Your assignment —
Copy the records below in full, changing no character.

[Page and application data records]
________

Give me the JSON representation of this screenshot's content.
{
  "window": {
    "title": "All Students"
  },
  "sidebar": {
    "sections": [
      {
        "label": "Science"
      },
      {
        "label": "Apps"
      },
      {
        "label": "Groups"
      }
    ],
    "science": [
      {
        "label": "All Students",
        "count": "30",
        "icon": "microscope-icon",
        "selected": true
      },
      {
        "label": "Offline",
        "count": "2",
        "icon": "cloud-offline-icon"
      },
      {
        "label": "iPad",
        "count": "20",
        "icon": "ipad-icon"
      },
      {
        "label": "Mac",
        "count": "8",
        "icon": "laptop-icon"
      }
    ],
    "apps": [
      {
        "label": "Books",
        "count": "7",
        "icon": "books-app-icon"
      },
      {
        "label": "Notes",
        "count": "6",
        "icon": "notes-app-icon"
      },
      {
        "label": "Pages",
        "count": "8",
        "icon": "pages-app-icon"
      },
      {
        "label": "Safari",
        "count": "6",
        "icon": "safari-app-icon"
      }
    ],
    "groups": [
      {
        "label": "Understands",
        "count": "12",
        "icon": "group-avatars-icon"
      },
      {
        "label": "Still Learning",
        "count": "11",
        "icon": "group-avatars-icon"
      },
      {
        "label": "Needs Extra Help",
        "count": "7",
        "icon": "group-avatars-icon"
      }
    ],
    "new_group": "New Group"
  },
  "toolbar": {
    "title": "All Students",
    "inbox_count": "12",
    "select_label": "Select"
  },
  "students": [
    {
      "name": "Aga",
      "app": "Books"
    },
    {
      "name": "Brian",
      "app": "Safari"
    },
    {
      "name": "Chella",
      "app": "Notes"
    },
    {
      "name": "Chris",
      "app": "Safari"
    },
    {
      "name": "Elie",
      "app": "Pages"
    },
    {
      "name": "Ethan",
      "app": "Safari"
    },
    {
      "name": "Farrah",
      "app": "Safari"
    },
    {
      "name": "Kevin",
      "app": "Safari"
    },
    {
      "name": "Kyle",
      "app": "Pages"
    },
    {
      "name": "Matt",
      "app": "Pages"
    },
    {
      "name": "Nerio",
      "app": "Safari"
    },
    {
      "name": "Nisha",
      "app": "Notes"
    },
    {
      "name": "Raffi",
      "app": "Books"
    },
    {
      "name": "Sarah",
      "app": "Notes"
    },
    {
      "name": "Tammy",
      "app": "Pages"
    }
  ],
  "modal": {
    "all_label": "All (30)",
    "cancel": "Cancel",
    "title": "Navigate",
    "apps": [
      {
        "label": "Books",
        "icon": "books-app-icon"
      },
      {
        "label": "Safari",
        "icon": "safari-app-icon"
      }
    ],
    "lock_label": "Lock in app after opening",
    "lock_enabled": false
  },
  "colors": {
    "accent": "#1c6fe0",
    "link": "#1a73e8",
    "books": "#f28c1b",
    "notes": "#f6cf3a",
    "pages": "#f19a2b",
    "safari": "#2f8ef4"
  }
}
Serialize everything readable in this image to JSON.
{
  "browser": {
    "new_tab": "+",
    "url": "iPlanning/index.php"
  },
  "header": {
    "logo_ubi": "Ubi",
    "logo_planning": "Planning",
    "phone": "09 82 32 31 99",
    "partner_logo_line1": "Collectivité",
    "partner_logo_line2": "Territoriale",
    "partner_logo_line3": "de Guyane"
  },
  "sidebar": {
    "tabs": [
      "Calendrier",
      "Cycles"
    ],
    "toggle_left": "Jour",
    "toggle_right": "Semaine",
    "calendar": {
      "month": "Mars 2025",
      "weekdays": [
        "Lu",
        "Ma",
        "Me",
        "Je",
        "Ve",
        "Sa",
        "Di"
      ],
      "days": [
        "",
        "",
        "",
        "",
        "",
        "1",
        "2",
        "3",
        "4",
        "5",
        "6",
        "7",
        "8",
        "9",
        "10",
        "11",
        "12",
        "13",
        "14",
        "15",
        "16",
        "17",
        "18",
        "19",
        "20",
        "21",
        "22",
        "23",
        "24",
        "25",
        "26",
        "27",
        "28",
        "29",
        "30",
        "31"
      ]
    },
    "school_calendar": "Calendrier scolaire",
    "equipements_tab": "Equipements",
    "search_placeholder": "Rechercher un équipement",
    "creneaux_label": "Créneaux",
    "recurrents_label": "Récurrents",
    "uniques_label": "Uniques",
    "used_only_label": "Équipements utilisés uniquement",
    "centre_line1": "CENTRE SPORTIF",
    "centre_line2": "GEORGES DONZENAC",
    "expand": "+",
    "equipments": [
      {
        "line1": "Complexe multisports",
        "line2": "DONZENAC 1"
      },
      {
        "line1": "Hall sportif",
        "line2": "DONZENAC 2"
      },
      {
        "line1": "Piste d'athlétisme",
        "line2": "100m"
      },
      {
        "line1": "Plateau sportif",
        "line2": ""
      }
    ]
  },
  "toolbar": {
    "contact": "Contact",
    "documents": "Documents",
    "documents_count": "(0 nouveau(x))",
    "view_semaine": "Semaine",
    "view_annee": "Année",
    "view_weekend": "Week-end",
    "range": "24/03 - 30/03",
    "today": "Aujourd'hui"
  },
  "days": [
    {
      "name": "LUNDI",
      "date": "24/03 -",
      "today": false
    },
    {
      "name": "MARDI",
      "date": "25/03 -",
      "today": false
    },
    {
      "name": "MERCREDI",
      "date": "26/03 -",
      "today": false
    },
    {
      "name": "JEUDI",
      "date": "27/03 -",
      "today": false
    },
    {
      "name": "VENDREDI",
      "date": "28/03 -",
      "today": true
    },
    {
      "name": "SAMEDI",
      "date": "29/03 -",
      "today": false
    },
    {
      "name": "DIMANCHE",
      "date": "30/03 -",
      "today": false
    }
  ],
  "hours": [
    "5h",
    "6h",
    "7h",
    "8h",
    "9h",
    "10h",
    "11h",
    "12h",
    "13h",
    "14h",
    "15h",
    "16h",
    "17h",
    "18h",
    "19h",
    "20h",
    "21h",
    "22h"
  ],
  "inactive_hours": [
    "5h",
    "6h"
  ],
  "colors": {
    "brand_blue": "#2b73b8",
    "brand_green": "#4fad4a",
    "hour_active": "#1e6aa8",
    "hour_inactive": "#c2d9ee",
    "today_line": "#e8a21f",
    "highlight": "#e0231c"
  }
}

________

Solution —
Give me the JSON representation of this screenshot's content.
{
  "window": {
    "title": "All Students"
  },
  "sidebar": {
    "sections": [
      {
        "label": "Science"
      },
      {
        "label": "Apps"
      },
      {
        "label": "Groups"
      }
    ],
    "science": [
      {
        "label": "All Students",
        "count": "30",
        "icon": "microscope-icon",
        "selected": true
      },
      {
        "label": "Offline",
        "count": "2",
        "icon": "cloud-offline-icon"
      },
      {
        "label": "iPad",
        "count": "20",
        "icon": "ipad-icon"
      },
      {
        "label": "Mac",
        "count": "8",
        "icon": "laptop-icon"
      }
    ],
    "apps": [
      {
        "label": "Books",
        "count": "7",
        "icon": "books-app-icon"
      },
      {
        "label": "Notes",
        "count": "6",
        "icon": "notes-app-icon"
      },
      {
        "label": "Pages",
        "count": "8",
        "icon": "pages-app-icon"
      },
      {
        "label": "Safari",
        "count": "6",
        "icon": "safari-app-icon"
      }
    ],
    "groups": [
      {
        "label": "Understands",
        "count": "12",
        "icon": "group-avatars-icon"
      },
      {
        "label": "Still Learning",
        "count": "11",
        "icon": "group-avatars-icon"
      },
      {
        "label": "Needs Extra Help",
        "count": "7",
        "icon": "group-avatars-icon"
      }
    ],
    "new_group": "New Group"
  },
  "toolbar": {
    "title": "All Students",
    "inbox_count": "12",
    "select_label": "Select"
  },
  "students": [
    {
      "name": "Aga",
      "app": "Books"
    },
    {
      "name": "Brian",
      "app": "Safari"
    },
    {
      "name": "Chella",
      "app": "Notes"
    },
    {
      "name": "Chris",
      "app": "Safari"
    },
    {
      "name": "Elie",
      "app": "Pages"
    },
    {
      "name": "Ethan",
      "app": "Safari"
    },
    {
      "name": "Farrah",
      "app": "Safari"
    },
    {
      "name": "Kevin",
      "app": "Safari"
    },
    {
      "name": "Kyle",
      "app": "Pages"
    },
    {
      "name": "Matt",
      "app": "Pages"
    },
    {
      "name": "Nerio",
      "app": "Safari"
    },
    {
      "name": "Nisha",
      "app": "Notes"
    },
    {
      "name": "Raffi",
      "app": "Books"
    },
    {
      "name": "Sarah",
      "app": "Notes"
    },
    {
      "name": "Tammy",
      "app": "Pages"
    }
  ],
  "modal": {
    "all_label": "All (30)",
    "cancel": "Cancel",
    "title": "Navigate",
    "apps": [
      {
        "label": "Books",
        "icon": "books-app-icon"
      },
      {
        "label": "Safari",
        "icon": "safari-app-icon"
      }
    ],
    "lock_label": "Lock in app after opening",
    "lock_enabled": false
  },
  "colors": {
    "accent": "#1c6fe0",
    "link": "#1a73e8",
    "books": "#f28c1b",
    "notes": "#f6cf3a",
    "pages": "#f19a2b",
    "safari": "#2f8ef4"
  }
}
Serialize everything readable in this image to JSON.
{
  "browser": {
    "new_tab": "+",
    "url": "iPlanning/index.php"
  },
  "header": {
    "logo_ubi": "Ubi",
    "logo_planning": "Planning",
    "phone": "09 82 32 31 99",
    "partner_logo_line1": "Collectivité",
    "partner_logo_line2": "Territoriale",
    "partner_logo_line3": "de Guyane"
  },
  "sidebar": {
    "tabs": [
      "Calendrier",
      "Cycles"
    ],
    "toggle_left": "Jour",
    "toggle_right": "Semaine",
    "calendar": {
      "month": "Mars 2025",
      "weekdays": [
        "Lu",
        "Ma",
        "Me",
        "Je",
        "Ve",
        "Sa",
        "Di"
      ],
      "days": [
        "",
        "",
        "",
        "",
        "",
        "1",
        "2",
        "3",
        "4",
        "5",
        "6",
        "7",
        "8",
        "9",
        "10",
        "11",
        "12",
        "13",
        "14",
        "15",
        "16",
        "17",
        "18",
        "19",
        "20",
        "21",
        "22",
        "23",
        "24",
        "25",
        "26",
        "27",
        "28",
        "29",
        "30",
        "31"
      ]
    },
    "school_calendar": "Calendrier scolaire",
    "equipements_tab": "Equipements",
    "search_placeholder": "Rechercher un équipement",
    "creneaux_label": "Créneaux",
    "recurrents_label": "Récurrents",
    "uniques_label": "Uniques",
    "used_only_label": "Équipements utilisés uniquement",
    "centre_line1": "CENTRE SPORTIF",
    "centre_line2": "GEORGES DONZENAC",
    "expand": "+",
    "equipments": [
      {
        "line1": "Complexe multisports",
        "line2": "DONZENAC 1"
      },
      {
        "line1": "Hall sportif",
        "line2": "DONZENAC 2"
      },
      {
        "line1": "Piste d'athlétisme",
        "line2": "100m"
      },
      {
        "line1": "Plateau sportif",
        "line2": ""
      }
    ]
  },
  "toolbar": {
    "contact": "Contact",
    "documents": "Documents",
    "documents_count": "(0 nouveau(x))",
    "view_semaine": "Semaine",
    "view_annee": "Année",
    "view_weekend": "Week-end",
    "range": "24/03 - 30/03",
    "today": "Aujourd'hui"
  },
  "days": [
    {
      "name": "LUNDI",
      "date": "24/03 -",
      "today": false
    },
    {
      "name": "MARDI",
      "date": "25/03 -",
      "today": false
    },
    {
      "name": "MERCREDI",
      "date": "26/03 -",
      "today": false
    },
    {
      "name": "JEUDI",
      "date": "27/03 -",
      "today": false
    },
    {
      "name": "VENDREDI",
      "date": "28/03 -",
      "today": true
    },
    {
      "name": "SAMEDI",
      "date": "29/03 -",
      "today": false
    },
    {
      "name": "DIMANCHE",
      "date": "30/03 -",
      "today": false
    }
  ],
  "hours": [
    "5h",
    "6h",
    "7h",
    "8h",
    "9h",
    "10h",
    "11h",
    "12h",
    "13h",
    "14h",
    "15h",
    "16h",
    "17h",
    "18h",
    "19h",
    "20h",
    "21h",
    "22h"
  ],
  "inactive_hours": [
    "5h",
    "6h"
  ],
  "colors": {
    "brand_blue": "#2b73b8",
    "brand_green": "#4fad4a",
    "hour_active": "#1e6aa8",
    "hour_inactive": "#c2d9ee",
    "today_line": "#e8a21f",
    "highlight": "#e0231c"
  }
}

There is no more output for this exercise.